George RR Martin is a hero. Not just for writing the most violently, unpredictably shocking series of books imaginable, but for constantly winding up his fans and driving them completely and utterly crazy. He's been at it again at the New York premiere of the fourth season of Game of Thrones, the HBO adaptation of his epic saga.
"It all depends on how long the main series runs," Martin told The Hollywood Reporter. "Do we run for seven years? Do we run for eight? Do we run for 10? The books get bigger and bigger [in scope]. It might need a feature to tie things up, something with a feature budget, like $100m for two hours. Those dragons get real big, you know."
At the end of series three, the dragons are whelps, pre-teen lizards who've just learned to fly. Sure, they can toast a few slavers, but they're hardly Smaug. Clearly they're not done growing.
The new season gets its European premiere in London this Tuesday, with the first episode going out on Sky Atlantic on Monday 7 April.
If you don't have a Sky dish, fear not: you'll be able to watch the incest and sorcery online with the aid of a Now TV Entertainment subscription. Just £5 per month bags you all of Sky's current US shows, including the excellent True Detective, live as they're transmitted and on catch up.
The sub gives you access to all three previous seasons of the drama on demand too.
If ten series of the show and a $100m movie spectacular aren't enough for you committed Westerosi, Martin also hinted his Dunk and Egg novellas might be film fodder. "They could be the basis for [a film]," he said. "I have written these three stories, and I have about a dozen more."
The short stories are slightly less harrowing tales of derring do, set a hundred years or so before the current series.
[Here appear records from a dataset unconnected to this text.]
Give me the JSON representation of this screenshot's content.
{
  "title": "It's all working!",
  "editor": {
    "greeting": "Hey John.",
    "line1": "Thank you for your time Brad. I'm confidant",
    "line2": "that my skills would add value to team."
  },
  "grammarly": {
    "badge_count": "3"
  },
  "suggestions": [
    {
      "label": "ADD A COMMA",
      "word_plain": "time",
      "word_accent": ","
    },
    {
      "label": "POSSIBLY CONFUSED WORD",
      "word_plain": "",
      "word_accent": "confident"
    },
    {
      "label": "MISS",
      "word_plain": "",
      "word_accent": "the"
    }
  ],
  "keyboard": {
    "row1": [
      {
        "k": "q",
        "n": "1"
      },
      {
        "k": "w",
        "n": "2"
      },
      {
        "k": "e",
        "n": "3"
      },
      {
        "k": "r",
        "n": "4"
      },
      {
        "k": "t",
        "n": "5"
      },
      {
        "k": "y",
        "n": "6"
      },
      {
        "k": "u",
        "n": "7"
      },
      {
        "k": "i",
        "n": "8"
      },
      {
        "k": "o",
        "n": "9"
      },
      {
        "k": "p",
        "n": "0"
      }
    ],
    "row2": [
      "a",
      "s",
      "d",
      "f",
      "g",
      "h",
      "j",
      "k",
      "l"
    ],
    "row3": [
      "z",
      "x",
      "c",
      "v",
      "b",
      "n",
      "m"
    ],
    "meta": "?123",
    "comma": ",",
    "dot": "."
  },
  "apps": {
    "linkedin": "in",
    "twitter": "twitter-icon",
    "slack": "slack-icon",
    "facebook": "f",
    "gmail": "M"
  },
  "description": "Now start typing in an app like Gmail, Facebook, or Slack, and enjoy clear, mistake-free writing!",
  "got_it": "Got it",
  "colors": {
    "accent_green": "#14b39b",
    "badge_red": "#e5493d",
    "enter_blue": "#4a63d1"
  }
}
They give some background on the roots of the disastrous political situation gripping the Seven Kingdoms, and have previously been made into a graphic novel.